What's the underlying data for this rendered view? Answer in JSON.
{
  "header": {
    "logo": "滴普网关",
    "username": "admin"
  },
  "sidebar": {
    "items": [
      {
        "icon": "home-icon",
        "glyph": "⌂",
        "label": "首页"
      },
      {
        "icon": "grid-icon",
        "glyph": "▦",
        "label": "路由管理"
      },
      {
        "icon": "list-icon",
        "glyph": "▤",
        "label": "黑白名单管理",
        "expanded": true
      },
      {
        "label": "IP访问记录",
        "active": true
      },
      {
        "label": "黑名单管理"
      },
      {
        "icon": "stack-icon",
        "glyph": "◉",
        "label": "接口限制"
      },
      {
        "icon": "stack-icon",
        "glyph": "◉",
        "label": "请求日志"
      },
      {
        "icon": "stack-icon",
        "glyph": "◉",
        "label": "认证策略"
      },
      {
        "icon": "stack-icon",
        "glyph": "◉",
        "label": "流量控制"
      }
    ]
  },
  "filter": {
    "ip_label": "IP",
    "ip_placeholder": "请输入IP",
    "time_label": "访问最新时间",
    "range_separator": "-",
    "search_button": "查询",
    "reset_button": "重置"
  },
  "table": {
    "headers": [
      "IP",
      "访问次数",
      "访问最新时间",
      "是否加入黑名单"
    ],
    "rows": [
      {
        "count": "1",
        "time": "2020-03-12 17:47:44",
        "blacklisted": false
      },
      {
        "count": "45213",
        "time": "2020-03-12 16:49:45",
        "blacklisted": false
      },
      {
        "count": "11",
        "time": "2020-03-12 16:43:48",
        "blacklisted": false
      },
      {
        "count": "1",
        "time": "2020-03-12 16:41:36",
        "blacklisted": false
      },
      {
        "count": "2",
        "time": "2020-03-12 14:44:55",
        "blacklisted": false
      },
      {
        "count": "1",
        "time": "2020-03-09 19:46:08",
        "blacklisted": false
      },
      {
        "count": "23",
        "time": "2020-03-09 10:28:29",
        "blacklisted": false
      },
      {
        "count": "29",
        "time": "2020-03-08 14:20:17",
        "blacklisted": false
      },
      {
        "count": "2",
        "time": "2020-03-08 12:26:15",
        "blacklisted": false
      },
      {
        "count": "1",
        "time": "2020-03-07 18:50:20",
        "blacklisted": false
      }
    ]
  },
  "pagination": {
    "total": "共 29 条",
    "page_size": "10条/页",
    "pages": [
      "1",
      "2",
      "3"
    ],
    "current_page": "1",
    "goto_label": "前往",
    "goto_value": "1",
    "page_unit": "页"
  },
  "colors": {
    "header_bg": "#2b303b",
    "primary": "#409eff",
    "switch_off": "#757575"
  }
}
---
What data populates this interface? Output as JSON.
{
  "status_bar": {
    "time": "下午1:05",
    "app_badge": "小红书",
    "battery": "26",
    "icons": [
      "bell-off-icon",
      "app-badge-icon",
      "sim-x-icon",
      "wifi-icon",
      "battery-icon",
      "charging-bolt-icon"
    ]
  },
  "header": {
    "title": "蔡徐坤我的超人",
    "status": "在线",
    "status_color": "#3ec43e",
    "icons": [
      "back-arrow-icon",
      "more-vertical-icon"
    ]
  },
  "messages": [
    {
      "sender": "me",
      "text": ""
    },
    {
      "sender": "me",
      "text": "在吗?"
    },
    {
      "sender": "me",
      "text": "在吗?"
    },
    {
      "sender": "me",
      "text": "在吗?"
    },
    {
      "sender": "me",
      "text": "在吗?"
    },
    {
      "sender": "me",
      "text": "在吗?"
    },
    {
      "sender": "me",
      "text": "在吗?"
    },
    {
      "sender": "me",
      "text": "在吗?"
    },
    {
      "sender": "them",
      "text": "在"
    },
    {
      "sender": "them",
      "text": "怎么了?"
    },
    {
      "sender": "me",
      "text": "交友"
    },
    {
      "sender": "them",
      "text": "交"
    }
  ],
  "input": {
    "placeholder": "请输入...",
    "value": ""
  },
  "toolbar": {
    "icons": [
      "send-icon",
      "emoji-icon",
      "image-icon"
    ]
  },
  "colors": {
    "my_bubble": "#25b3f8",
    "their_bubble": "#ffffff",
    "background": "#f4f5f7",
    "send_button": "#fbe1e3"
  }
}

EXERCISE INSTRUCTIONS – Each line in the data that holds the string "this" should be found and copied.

RESULT OF THE TASK –
What's the underlying data for this rendered view? Answer in JSON.
What data populates this interface? Output as JSON.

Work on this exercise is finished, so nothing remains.